Recently I was talking to a dear friend about her experience during the postnatal period.
She revealed she had really struggled after her little girl was born and whilst she knew that she could call upon myself or my midwifery colleagues to provide her with care she didn’t and couldn’t. I was at a loss as to why when she knew the expertise, referral base, facilities and tools that we could provide her that she didn’t reach out.
It is only now (12 months later) that she feels comfortable admitting what a struggle she had. Her explanation was that she felt she was a failure if she did ask for help. Sound like a common theme?
What is it with women? Why are we our own worst enemies?

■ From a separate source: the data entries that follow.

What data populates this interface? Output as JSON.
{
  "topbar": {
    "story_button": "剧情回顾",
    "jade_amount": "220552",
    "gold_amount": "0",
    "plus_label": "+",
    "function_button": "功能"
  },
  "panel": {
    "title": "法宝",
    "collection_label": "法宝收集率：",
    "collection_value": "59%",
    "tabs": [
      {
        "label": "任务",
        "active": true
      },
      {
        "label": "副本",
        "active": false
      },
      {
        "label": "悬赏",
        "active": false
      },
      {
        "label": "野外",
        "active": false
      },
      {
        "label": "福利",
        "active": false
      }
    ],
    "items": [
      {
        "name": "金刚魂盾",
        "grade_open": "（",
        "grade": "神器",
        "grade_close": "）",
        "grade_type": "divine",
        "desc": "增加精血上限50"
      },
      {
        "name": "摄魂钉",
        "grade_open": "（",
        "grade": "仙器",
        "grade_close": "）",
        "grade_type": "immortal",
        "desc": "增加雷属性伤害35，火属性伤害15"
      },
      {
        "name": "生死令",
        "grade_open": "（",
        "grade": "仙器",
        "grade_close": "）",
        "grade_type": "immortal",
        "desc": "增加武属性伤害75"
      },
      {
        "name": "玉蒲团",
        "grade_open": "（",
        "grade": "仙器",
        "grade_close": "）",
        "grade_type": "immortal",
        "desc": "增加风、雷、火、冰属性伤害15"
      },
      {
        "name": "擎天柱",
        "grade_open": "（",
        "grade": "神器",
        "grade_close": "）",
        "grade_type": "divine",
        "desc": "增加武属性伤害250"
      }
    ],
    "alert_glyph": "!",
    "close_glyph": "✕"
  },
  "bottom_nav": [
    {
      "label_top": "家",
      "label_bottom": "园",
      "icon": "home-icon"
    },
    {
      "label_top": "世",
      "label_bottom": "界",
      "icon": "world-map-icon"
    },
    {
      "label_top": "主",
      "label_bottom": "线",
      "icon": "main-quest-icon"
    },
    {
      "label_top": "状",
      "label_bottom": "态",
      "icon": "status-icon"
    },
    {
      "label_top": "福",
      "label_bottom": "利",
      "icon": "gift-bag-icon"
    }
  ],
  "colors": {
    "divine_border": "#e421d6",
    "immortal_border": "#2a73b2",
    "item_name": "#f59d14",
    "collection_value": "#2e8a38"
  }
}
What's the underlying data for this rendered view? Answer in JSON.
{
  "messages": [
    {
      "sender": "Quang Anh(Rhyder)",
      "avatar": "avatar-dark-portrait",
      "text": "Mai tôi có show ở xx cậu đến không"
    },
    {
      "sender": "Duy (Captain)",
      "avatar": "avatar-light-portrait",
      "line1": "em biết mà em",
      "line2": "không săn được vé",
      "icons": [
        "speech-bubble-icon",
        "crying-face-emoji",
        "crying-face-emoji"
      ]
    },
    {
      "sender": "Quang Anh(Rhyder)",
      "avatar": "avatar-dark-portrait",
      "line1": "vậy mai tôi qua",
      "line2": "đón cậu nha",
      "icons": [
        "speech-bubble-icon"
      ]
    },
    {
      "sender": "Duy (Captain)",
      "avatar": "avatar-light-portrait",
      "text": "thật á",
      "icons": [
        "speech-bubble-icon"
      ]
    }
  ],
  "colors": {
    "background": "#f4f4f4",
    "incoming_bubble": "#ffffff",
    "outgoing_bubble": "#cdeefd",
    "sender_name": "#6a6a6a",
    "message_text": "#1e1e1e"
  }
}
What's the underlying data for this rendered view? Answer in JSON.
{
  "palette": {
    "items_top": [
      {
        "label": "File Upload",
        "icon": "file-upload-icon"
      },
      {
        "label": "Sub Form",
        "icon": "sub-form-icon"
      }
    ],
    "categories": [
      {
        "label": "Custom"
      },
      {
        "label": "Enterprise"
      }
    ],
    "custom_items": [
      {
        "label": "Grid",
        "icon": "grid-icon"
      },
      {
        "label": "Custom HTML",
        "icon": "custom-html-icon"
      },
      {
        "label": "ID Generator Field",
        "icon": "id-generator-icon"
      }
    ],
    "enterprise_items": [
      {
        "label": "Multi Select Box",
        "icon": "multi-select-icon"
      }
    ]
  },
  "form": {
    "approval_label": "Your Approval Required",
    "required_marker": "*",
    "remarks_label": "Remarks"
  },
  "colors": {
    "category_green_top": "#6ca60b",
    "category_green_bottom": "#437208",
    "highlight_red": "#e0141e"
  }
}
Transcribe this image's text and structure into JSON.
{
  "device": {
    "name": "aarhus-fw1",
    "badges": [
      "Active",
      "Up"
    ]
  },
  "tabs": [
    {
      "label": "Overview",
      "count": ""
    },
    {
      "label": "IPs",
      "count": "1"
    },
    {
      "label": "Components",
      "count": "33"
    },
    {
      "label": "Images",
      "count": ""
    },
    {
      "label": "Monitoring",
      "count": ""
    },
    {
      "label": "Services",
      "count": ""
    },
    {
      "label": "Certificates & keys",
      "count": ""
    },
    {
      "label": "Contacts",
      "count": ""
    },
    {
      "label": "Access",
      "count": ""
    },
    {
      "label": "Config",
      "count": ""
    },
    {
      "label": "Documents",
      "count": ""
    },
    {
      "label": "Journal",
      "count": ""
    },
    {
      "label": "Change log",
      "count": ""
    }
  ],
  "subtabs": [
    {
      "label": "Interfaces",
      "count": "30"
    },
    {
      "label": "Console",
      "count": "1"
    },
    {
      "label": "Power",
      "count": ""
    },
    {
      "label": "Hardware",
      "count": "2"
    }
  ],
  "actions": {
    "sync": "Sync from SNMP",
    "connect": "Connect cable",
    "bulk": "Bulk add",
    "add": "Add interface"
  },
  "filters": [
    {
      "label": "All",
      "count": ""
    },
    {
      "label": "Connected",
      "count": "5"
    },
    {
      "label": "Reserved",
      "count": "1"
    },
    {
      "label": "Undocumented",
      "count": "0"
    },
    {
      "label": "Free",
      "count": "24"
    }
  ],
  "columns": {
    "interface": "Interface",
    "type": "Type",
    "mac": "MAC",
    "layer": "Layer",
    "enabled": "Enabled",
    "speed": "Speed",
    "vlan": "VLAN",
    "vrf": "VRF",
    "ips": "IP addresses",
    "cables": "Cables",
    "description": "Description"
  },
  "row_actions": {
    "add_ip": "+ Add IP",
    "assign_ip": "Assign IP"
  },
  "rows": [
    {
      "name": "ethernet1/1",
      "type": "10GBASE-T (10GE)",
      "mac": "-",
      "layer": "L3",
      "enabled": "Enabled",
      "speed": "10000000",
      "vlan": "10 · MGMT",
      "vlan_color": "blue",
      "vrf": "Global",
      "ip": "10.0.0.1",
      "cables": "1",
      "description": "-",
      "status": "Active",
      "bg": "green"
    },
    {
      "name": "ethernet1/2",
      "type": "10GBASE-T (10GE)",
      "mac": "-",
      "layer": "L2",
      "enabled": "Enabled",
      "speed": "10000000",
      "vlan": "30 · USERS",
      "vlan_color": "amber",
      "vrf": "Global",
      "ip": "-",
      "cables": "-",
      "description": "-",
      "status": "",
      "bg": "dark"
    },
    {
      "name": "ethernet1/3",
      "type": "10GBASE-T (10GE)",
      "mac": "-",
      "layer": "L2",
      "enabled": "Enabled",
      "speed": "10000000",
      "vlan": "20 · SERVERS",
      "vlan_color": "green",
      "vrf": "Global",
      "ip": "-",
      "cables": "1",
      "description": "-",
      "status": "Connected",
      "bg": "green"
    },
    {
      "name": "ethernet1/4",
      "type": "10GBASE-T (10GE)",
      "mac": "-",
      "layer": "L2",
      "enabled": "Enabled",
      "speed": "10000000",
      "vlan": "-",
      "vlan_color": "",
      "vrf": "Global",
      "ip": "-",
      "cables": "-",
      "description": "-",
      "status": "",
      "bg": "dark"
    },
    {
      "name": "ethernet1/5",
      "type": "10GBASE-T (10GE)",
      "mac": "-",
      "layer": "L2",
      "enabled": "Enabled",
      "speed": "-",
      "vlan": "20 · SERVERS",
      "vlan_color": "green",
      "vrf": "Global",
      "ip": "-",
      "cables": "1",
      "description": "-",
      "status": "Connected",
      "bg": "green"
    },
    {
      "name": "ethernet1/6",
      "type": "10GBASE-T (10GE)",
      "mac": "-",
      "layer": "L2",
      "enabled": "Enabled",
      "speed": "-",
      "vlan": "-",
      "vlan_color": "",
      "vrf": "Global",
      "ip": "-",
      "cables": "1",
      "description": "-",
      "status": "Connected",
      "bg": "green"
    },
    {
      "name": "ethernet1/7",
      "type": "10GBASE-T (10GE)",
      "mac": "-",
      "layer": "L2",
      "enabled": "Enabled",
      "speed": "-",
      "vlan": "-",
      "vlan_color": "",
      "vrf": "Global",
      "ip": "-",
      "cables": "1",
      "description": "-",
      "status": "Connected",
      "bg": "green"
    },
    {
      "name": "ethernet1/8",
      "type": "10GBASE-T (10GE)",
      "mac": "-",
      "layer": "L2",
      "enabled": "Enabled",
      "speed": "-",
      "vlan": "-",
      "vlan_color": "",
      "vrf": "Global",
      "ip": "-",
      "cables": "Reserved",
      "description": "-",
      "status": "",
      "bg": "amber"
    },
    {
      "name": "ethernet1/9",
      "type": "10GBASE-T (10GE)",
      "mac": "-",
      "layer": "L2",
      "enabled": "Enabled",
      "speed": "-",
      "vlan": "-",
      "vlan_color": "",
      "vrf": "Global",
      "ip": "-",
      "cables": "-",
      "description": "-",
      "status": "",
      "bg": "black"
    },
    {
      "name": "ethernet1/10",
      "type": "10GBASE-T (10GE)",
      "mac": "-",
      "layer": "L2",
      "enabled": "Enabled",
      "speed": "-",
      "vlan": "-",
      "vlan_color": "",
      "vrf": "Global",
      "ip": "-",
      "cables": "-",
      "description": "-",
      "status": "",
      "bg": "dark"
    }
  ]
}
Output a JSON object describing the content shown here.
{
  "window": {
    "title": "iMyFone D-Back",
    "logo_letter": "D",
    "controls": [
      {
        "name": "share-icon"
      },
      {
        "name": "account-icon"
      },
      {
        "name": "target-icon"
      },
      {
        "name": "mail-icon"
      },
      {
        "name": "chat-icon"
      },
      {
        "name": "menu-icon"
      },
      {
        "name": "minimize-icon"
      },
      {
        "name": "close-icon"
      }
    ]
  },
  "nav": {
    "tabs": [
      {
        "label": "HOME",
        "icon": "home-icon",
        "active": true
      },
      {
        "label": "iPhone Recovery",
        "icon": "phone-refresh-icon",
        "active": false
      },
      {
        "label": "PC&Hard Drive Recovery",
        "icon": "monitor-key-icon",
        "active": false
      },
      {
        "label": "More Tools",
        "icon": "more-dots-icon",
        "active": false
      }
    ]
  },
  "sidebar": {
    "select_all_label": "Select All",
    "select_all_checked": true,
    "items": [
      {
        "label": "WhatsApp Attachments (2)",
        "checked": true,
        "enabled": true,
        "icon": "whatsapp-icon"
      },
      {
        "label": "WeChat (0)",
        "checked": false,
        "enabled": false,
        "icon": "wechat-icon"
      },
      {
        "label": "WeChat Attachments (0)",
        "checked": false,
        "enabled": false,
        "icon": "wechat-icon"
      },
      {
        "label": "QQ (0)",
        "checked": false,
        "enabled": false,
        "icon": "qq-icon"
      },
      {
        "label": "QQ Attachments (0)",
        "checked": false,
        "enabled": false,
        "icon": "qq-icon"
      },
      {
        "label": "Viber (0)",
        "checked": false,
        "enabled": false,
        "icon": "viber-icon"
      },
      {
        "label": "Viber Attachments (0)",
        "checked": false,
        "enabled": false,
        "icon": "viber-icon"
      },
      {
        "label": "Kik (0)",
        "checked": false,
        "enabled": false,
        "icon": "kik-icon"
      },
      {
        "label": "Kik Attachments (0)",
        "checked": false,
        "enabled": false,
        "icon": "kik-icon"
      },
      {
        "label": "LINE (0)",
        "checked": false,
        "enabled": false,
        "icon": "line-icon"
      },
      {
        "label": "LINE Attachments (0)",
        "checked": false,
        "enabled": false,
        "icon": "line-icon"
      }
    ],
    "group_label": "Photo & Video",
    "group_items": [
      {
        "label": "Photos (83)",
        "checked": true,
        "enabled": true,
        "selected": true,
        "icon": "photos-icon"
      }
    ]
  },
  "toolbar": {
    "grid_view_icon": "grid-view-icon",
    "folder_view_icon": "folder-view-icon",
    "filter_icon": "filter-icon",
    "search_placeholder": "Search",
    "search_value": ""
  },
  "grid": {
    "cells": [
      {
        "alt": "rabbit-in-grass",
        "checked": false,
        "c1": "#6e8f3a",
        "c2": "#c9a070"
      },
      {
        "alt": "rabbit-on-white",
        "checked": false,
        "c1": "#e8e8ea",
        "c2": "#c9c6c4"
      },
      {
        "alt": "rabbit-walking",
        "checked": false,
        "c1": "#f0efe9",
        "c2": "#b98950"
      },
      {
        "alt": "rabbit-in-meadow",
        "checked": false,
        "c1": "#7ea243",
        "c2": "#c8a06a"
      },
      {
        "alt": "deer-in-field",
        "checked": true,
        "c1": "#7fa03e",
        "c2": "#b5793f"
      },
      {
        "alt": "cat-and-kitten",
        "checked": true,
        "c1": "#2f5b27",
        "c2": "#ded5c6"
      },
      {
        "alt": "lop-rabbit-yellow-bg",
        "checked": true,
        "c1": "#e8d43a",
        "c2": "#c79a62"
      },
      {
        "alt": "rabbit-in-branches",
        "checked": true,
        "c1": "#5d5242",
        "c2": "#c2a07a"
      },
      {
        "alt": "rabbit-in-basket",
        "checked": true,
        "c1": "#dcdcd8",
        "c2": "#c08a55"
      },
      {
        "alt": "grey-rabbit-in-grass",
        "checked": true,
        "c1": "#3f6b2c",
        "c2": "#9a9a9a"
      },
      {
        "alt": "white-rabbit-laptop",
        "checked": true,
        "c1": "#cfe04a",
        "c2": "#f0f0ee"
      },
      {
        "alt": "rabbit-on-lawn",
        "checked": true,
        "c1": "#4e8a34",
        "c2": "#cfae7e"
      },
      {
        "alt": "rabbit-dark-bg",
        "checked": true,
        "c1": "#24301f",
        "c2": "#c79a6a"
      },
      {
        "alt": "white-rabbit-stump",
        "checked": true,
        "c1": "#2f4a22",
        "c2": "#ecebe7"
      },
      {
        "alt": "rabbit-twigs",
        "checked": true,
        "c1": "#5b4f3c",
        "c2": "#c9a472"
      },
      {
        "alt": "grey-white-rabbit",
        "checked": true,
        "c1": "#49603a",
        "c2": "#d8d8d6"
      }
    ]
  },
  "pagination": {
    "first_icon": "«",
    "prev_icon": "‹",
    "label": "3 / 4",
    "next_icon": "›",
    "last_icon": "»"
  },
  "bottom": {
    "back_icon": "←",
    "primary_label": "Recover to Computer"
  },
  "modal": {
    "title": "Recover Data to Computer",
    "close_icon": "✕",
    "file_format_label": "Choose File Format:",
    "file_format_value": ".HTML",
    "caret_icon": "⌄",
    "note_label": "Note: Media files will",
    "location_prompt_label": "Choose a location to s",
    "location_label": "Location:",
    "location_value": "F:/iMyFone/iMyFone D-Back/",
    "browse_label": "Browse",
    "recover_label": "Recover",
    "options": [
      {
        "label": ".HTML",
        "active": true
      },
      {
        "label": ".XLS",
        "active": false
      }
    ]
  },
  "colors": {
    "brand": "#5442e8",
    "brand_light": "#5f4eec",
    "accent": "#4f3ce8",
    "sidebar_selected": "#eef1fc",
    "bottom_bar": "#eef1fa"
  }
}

I was so intrigued by my friends insight I decided to put a post on our Facebook page about women asking for help. Here are just a few of the responses. Something else that shouldn’t be a surprise, was the amount of responses we did receive.
“With my second son I would ask for help and people would say “oh everyone feels like that”… I don’t think they realised how bad my PND was. I would ask atleast weekly… I gave up after a while cos noone would help."
“When i was in hospital and i couldn’t feed my baby, i asked every nurse and midwife who attended me for help. I rang buzzers and sat there letting people squeeze my nipples and force my baby around by the head. Nobody helped me or offered me a pump. I didn’t know i could ask. I asked for formula twice and that’s the only food my baby got for the first three days of life.”
“I had amazing midwives but I was ashamed to tell them I was struggling so bad! So I didnt.. :( i wish I had because then maybe i would have got help and would remember the first 6mths of my bubbas life. I think I was just too scared to fail. I was a woman and meant to be a mother but it wasn’t what it should have been.”
“During my stay in hospital I couldn’t settle my first son at all. I was up all night one night and early in the morning I ended up calling the midwife in. I was in tears and told her that he wouldn’t settle and that I’d been trying all night. I remember her saying to me in a not very nice tone “well what did you do that for, why didn’t you call someone?”. I remember feeling completely inadequate as a mother and totally unsupported. My thought process behind not asking for help was that if I can’t even get it right in hospital then how on earth am I going to cope at home on my own. I felt I had to do it on my own because that is what everyone does. Luckily I had my mum to support me and don’t know where I would have ended up without my mum. This time around of course was much better with the support of the beautiful my midwives group! I didn’t have to ask for help because it was always just there.”
Clearly women and their families know when women have babies there can be problems with how different people handle the changes to their lives, bodies, emotions and general well being. Being a new Mum is a huge job and one that we don’t receive any training for – yet we consistently see women putting on a brave face instead of reaching out. Not everyone ends up with postnatal depression but we continue to see a rise in episodes of depression during pregnancy and after birth.
As an initiative Beyond Blue has established “Just Speak Up” The campaign aims to promote awareness of depression and anxiety in the antenatal and postnatal periods, reduce stigma and provide information about where to get help.
Perhaps you would consider sharing your story to help others “speak up” about their experiences. My Midwives is one place in some areas to go for help both antenatally and postnatally.
What is available in your community?